Baptism is Life... But It's Also Death
I am approaching my ten year baptism anniversary. I was baptized at the age of thirteen on a beautiful, warm, sunny Easter day. Even at that young of an age, I fully comprehended the commitment and testimony that baptism entailed, and I was excited. I was excited to share my testimony in front of my visiting family members, my church family, and all the guests that attended church that may be hearing the Gospel for the first time.
I knew baptism was about new life in Christ. Baptism is an outward sign of the inward grace that had entered my life and changed me through faith in Jesus Christ. As a follower of Jesus, I wanted people to know that I was committed to living my life in a way that pleased Him and gave Him all the glory. In my testimony, I shared Psalm 23 to the congregation and explained what it meant for me to call Jesus my Good Shepherd. In Him, my eternal hope is secure. Just as Christ was raised from the dead, so too was I experiencing new life through Him! Baptism is such a beautiful symbol of raising up out of sin and death to experience the life and freedom Christ has to offer.
As I waited my turn to enter the baptismal, I realized I actually felt quite nervous. I was about to be dunked in water in front of almost 500 people! They were all going to be watching me. My turn was next and I quickly began my way to the few steps down into this holy dunk tank. My foot didn’t even make it on the first step. IT SLIPPED. My wild foot MISSED the step and slid right off the edge, plummeting my legs forward and my butt straight down on the step. Boom, boom, boom! My butt, instead of my feet, continued the journey down the three steps making loud splashes all the way down. Oh, was I mortified! The service was even recorded, and you can HEAR the splashes and the resounding GASP of 500 people. It is quite the audio.

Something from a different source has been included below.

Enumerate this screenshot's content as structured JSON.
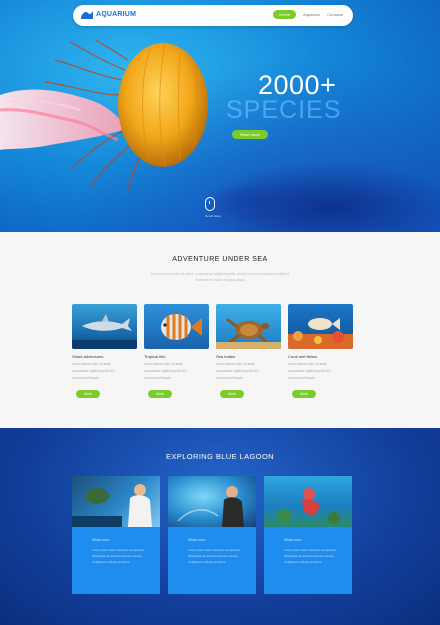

I couldn’t believe it. I was literally dying of embarrassment. To make matters worse, my pastor was absolutely soaked by the water that had splashed up from my fall. The whole baptism was truly eclipsed by this slip which has constituted as my personal “Most Embarrassing Moment” for ten years and running. I couldn’t believe how dumb I made myself look. I didn’t even enjoy the day after that. I actually cried on the way home.
As I look back on that fateful day, I truly believe part of me died in that moment when I slipped in the baptismal. Before this moment, it was easy for me to understand that baptism meant new life in Christ. Now, I can see, really vividly (probably too vividly), how baptism represents death as well. And in order to understand how baptism symbolizes our new life in Christ, we must also understand the brevity of the death that takes place as well.
“Do you not know that all of us who have been baptized into Christ Jesus were baptized into his death? We were buried therefore with him by baptism into death, in order that, just as Christ was raised from the dead by the glory of the Father, we too might walk in newness of life. For if we have been united with him in a death like his, we shall certainly be united with him in a resurrection like his.” - Romans 6:3-5
I love the way author Preston Yancey explains this in Out of the House of Bread. “Burial proceeds resurrection, the fast comes before the feast. I trust God will not leave me in the country of death but will answer me by receiving me into God’s presence… The sacrament of baptism uniquely participates in pronouncing my being as hid in God, for in the waters I am lowered into the death of Jesus, identified fully and completely with Jesus in His death, so that in being brought up from them I may also share in His own rising again. Paul identifies baptism as a sacrament by observing our passing into the waters as the visible sign of the invisible grace at work in us. We have been buried with Jesus… and raised to walk in life in the fullness of Him.”
It took me ten years, but I think I am finally learning why God allowed me to slip into my baptism in the first place. In my small, human way, God allowed me to identify with Christ even a teeny bit through death. I still care way too much about what people think of me and how they perceive me, but my baptism is a lesson to me to put that to death and follow Him. My feet may have slipped, but by the grace of God I was lifted out of those waters.
As you contemplate taking this next step of following Christ through baptism, my exhortation to you is this: Christ seeks to put to death every desire and sin in you that does not emulate or glorify Him. This is not something you can do in your own power, but through the power of God that works mightily in you! I challenge you to publicly proclaim your commitment to Him through baptism. The pain of putting to death your old self is totally eclipsed by the glory of the new life in Christ taking over! Go ahead and take the plunge!